The storage silos at American Cement’s transfer station sit in a North Valley neighborhood.
The Environmental Protection Agency is concerned about the federal enforceability of a permit issued to a cement transfer station in the North Valley, according to documents requested by the Alibi under the Inspection of Public Records Act.
In early October, neighbors of American Cement got word that the city had approved the permit to extend operation to 24 hours a day. The station at 4702 Carlton NW is a few blocks from Mountain Mahogany Community School and La Luz Elementary. Residents fought the permit all summer and spoke at hearings about cement dust in the air, respiratory problems and an added traffic burden caused by American Cement ["Air Conditioning," Aug. 20-26].
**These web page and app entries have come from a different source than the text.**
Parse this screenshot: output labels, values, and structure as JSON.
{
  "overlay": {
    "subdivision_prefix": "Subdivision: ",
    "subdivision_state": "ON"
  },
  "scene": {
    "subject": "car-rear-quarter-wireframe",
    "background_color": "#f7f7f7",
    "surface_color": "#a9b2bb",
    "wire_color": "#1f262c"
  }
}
On Oct. 20, Catherine Penland of the EPA sent an e-mail to Isreal Tavarez, the environmental engineering manager of the Air Quality Division. She said she’d reviewed the permits at the request of Kyle Silfer, president of the Greater Gardner Neighborhood Association and Alibi systems manager. According to the e-mail exchange, Penland wrote that she had concerns about the permit and that some of the methods used to control or test American Cement’s pollution didn’t appear federally or practically enforceable.